- **Your instructions**
Write the data out again exactly, with every picture removed.

━━━

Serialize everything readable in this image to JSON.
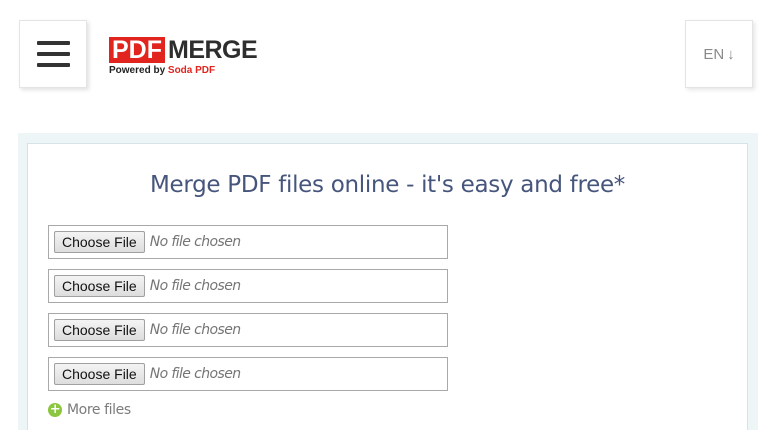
{
  "header": {
    "menu_icon": "hamburger-icon",
    "logo": {
      "part1": "PDF",
      "part2": "MERGE",
      "tagline_prefix": "Powered by ",
      "tagline_brand": "Soda PDF"
    },
    "language": {
      "label": "EN",
      "arrow": "↓"
    }
  },
  "main": {
    "title": "Merge PDF files online - it's easy and free*",
    "file_inputs": [
      {
        "button_label": "Choose File",
        "status": "No file chosen"
      },
      {
        "button_label": "Choose File",
        "status": "No file chosen"
      },
      {
        "button_label": "Choose File",
        "status": "No file chosen"
      },
      {
        "button_label": "Choose File",
        "status": "No file chosen"
      }
    ],
    "more_files": {
      "icon": "plus-circle-icon",
      "icon_glyph": "+",
      "label": "More files"
    }
  },
  "colors": {
    "brand_red": "#e2241e",
    "heading_blue": "#46557c",
    "accent_green": "#8cc63f",
    "panel_background": "#eef5f7"
  }
}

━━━

- **Output for this exercise**
Serialize everything readable in this image to JSON.
{
  "header": {
    "menu_icon": "hamburger-icon",
    "logo": {
      "part1": "PDF",
      "part2": "MERGE",
      "tagline_prefix": "Powered by ",
      "tagline_brand": "Soda PDF"
    },
    "language": {
      "label": "EN",
      "arrow": "↓"
    }
  },
  "main": {
    "title": "Merge PDF files online - it's easy and free*",
    "file_inputs": [
      {
        "button_label": "Choose File",
        "status": "No file chosen"
      },
      {
        "button_label": "Choose File",
        "status": "No file chosen"
      },
      {
        "button_label": "Choose File",
        "status": "No file chosen"
      },
      {
        "button_label": "Choose File",
        "status": "No file chosen"
      }
    ],
    "more_files": {
      "icon": "plus-circle-icon",
      "icon_glyph": "+",
      "label": "More files"
    }
  },
  "colors": {
    "brand_red": "#e2241e",
    "heading_blue": "#46557c",
    "accent_green": "#8cc63f",
    "panel_background": "#eef5f7"
  }
}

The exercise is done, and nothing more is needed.